As you might've already noticed, sizeof used on enum field will not work as you'd want it to work. This makes working with strings really confusing, because functions like format, strcat, strlen, and similar will fail. So, we defined a new definition called MAX_HOUSE_NAME. And again, all you have to worry about is this single line.

Step 2: Arrays instead of numbered variables.

    pName[MAX_PLAYER_NAME + 1],

This particular set up is a plague. Weapon slots, player cars, player houses created as a numbered variable - I've seen it all. All the time you have to check pHouse1 and pHouse2. Also if you'd want to add new player house, you'd have to add additional field in database, find all places where you use that variables and add another clause. Not too handy, because there are more flexible ways of doing that stuff.

mysql_format(handle, query, sizeof query, "SELECT p.*, ph.house_id FROM players p LEFT JOIN player_houses ph ON ph.player_id = p.id WHERE p.name = '%e' LIMIT 1", Player[playerid][pName]);

This is sql specific example (I'm not going to dig into sql explaining, as it's another complex language with thousands of awesome tutorials online, but check this out for visual explanation of joins), but now you can use single query to fetch all player houes at the same time as player data! Saved your time and effort.

As you can see I've also included y_utils. Why? It contains useful functions such as strcpy and memset

Optional step 2A.

If you just want to check if house is preowned, you don't need additional field in database just to store that, use previously mentioned power of SQL to achieve that.

Step 3: Offline player names.

I've seen a lot of half-baked solutions, like opening all player files, or separate query just to fetch offline player names owning their houses. With
mysql_tquery(handle, "SELECT h.*, p.name AS player_name FROM houses h LEFT JOIN player_houses ph ON ph.house_id = h.id LEFT JOIN players p ON p.id = ph.player_id", "OnHousesLoaded"); you just fetched all houses and their owner names. Awesome!

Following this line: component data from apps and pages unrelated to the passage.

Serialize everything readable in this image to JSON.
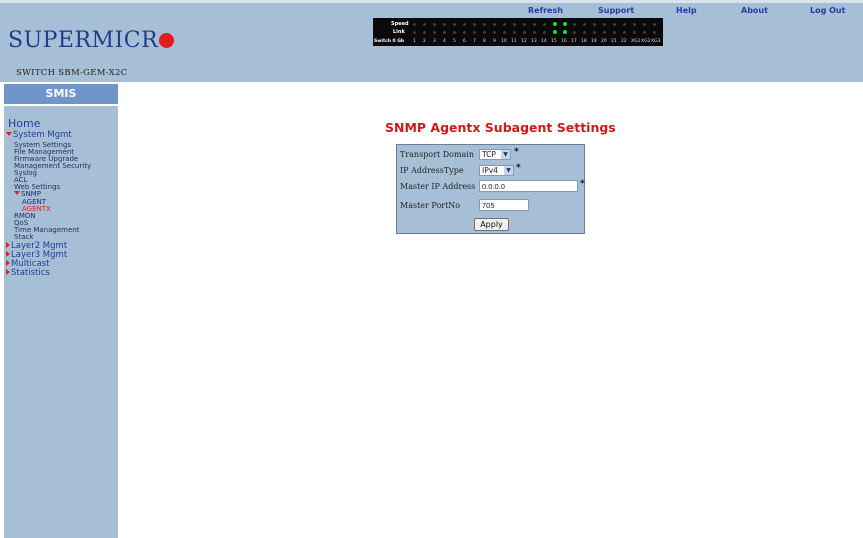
{
  "header": {
    "logo_text": "SUPERMICR",
    "switch_name": "SWITCH SBM-GEM-X2C",
    "links": [
      "Refresh",
      "Support",
      "Help",
      "About",
      "Log Out"
    ]
  },
  "led_panel": {
    "row_labels": [
      "Speed",
      "Link",
      "Switch 0 Gb"
    ],
    "ports": [
      "1",
      "2",
      "3",
      "4",
      "5",
      "6",
      "7",
      "8",
      "9",
      "10",
      "11",
      "12",
      "13",
      "14",
      "15",
      "16",
      "17",
      "18",
      "19",
      "20",
      "21",
      "22",
      "XG1",
      "XG2",
      "XG3"
    ],
    "active_ports": [
      "15",
      "16"
    ],
    "active_color": "#22dd22"
  },
  "sidebar": {
    "title": "SMIS",
    "home": "Home",
    "system_mgmt": "System Mgmt",
    "items": [
      "System Settings",
      "File Management",
      "Firmware Upgrade",
      "Management Security",
      "Syslog",
      "ACL",
      "Web Settings"
    ],
    "snmp": "SNMP",
    "snmp_items": [
      "AGENT",
      "AGENTX"
    ],
    "items2": [
      "RMON",
      "QoS",
      "Time Management",
      "Stack"
    ],
    "sections": [
      "Layer2 Mgmt",
      "Layer3 Mgmt",
      "Multicast",
      "Statistics"
    ],
    "active_color": "#e02020"
  },
  "main": {
    "title": "SNMP Agentx Subagent Settings",
    "form": {
      "transport_domain_label": "Transport Domain",
      "transport_domain_value": "TCP",
      "ip_address_type_label": "IP AddressType",
      "ip_address_type_value": "IPv4",
      "master_ip_label": "Master IP Address",
      "master_ip_value": "0.0.0.0",
      "master_port_label": "Master PortNo",
      "master_port_value": "705",
      "required_marker": "*",
      "apply_label": "Apply"
    }
  },
  "colors": {
    "header_bg": "#a7bfd6",
    "title_red": "#d01a1a",
    "link_blue": "#2040a0"
  }
}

Step 4: House indexes.

Ok, previously we've fetched houses database id, but everytime we'd need house array index, we'd have to loop through all houses and check if player house database id is equal to that of a house. Not ideal. So, just reassign value of house database id to current array index. Works perfectly. This is the ceiling of how much we can get using stock pawn functions.

Step 4: Add y_iterate.

Your functions work, everything is good, but sometimes house functions lag, especially if you have thousands of houses. What to do about it? Use y_iterate! Now instead of looping through all house/player house slots, you'll only iterate through taken slots. Time saved and lag reduced: a lot.

Step 5: Separation of concerns, aka SRP - Single Responsibility Principle.

You've probably already seen people boasting about how their gamemode has 400k lines. If they're happy with it, I'm glad. However if you want to edit/disable a specific functionality you have to dig through all those lines. That's a nightmare, I can tell you that. So, we'll separate our player and house functionalities into separate files. Using y_hooks is as simple as that, all you have to do is to #include <YSI\y_hooks> and automagically you can separate files across files and even filterscripts! Full layout to be browsed here.

Step 6: Logic coupling using y_inline.

This one is semi-optional, but the source of my example uses blueg mysql plugin, and ydialogs (using yinline) tutorial is in production. As you can see, now you don't have to create separate public function to handle threaded query response. I'm not certain, but inline functions might be faster than normal public callbacks!


If your code made any mistakes like this example crooked code, rethink if you want to commit them anymore. You can make life of yours and other developers easier. That applies especially to you if intend to release your gamemode to other people.